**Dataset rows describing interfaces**

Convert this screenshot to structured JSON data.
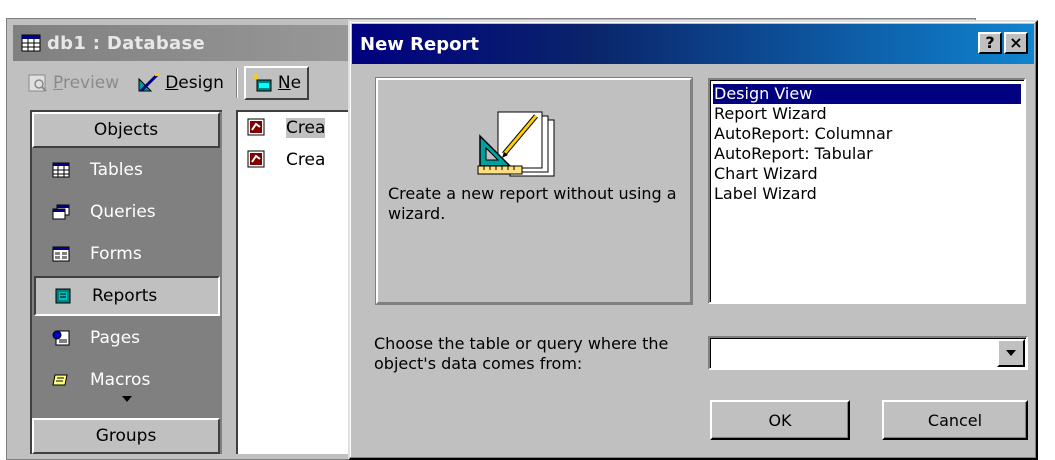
{
  "database_window": {
    "title": "db1 : Database",
    "toolbar": {
      "preview_label": "Preview",
      "design_label": "Design",
      "new_label": "Ne"
    },
    "objects_header": "Objects",
    "objects": [
      {
        "label": "Tables",
        "icon": "table-icon"
      },
      {
        "label": "Queries",
        "icon": "query-icon"
      },
      {
        "label": "Forms",
        "icon": "form-icon"
      },
      {
        "label": "Reports",
        "icon": "report-icon",
        "selected": true
      },
      {
        "label": "Pages",
        "icon": "page-icon"
      },
      {
        "label": "Macros",
        "icon": "macro-icon"
      }
    ],
    "groups_header": "Groups",
    "list_items": [
      {
        "label": "Crea",
        "icon": "report-shortcut-icon"
      },
      {
        "label": "Crea",
        "icon": "report-shortcut-icon"
      }
    ]
  },
  "dialog": {
    "title": "New Report",
    "help_label": "?",
    "close_label": "×",
    "preview_description": "Create a new report without using a wizard.",
    "wizard_options": [
      "Design View",
      "Report Wizard",
      "AutoReport:  Columnar",
      "AutoReport:  Tabular",
      "Chart Wizard",
      "Label Wizard"
    ],
    "selected_option_index": 0,
    "source_label": "Choose the table or query where the object's data comes from:",
    "source_value": "",
    "ok_label": "OK",
    "cancel_label": "Cancel"
  },
  "colors": {
    "dialog_title_bg": "#000080",
    "inactive_title_bg": "#808080",
    "face": "#c0c0c0",
    "selection": "#000080"
  }
}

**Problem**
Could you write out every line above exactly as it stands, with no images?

**Answer box**
Convert this screenshot to structured JSON data.
{
  "database_window": {
    "title": "db1 : Database",
    "toolbar": {
      "preview_label": "Preview",
      "design_label": "Design",
      "new_label": "Ne"
    },
    "objects_header": "Objects",
    "objects": [
      {
        "label": "Tables",
        "icon": "table-icon"
      },
      {
        "label": "Queries",
        "icon": "query-icon"
      },
      {
        "label": "Forms",
        "icon": "form-icon"
      },
      {
        "label": "Reports",
        "icon": "report-icon",
        "selected": true
      },
      {
        "label": "Pages",
        "icon": "page-icon"
      },
      {
        "label": "Macros",
        "icon": "macro-icon"
      }
    ],
    "groups_header": "Groups",
    "list_items": [
      {
        "label": "Crea",
        "icon": "report-shortcut-icon"
      },
      {
        "label": "Crea",
        "icon": "report-shortcut-icon"
      }
    ]
  },
  "dialog": {
    "title": "New Report",
    "help_label": "?",
    "close_label": "×",
    "preview_description": "Create a new report without using a wizard.",
    "wizard_options": [
      "Design View",
      "Report Wizard",
      "AutoReport:  Columnar",
      "AutoReport:  Tabular",
      "Chart Wizard",
      "Label Wizard"
    ],
    "selected_option_index": 0,
    "source_label": "Choose the table or query where the object's data comes from:",
    "source_value": "",
    "ok_label": "OK",
    "cancel_label": "Cancel"
  },
  "colors": {
    "dialog_title_bg": "#000080",
    "inactive_title_bg": "#808080",
    "face": "#c0c0c0",
    "selection": "#000080"
  }
}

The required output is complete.